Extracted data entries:
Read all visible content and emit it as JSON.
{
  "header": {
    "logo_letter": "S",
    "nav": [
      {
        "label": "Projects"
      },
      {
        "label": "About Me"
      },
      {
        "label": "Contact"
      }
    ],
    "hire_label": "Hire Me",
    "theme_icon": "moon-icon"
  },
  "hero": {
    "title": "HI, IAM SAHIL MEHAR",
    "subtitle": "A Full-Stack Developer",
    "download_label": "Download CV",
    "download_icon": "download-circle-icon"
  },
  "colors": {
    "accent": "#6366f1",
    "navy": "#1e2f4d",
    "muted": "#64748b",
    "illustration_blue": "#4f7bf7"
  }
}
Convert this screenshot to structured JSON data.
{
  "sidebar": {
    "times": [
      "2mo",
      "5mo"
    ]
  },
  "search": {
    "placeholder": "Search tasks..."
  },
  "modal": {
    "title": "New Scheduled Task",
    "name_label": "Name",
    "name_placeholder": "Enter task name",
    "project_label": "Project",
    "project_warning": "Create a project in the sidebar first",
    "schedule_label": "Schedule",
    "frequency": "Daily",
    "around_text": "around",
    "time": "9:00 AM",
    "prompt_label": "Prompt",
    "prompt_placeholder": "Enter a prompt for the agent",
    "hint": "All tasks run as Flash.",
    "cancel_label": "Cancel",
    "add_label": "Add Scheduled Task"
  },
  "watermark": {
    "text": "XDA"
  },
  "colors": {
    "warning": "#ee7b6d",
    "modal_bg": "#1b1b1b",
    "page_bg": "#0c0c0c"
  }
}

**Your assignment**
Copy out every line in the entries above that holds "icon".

**Answer for this exercise**
    "theme_icon": "moon-icon"
    "download_icon": "download-circle-icon"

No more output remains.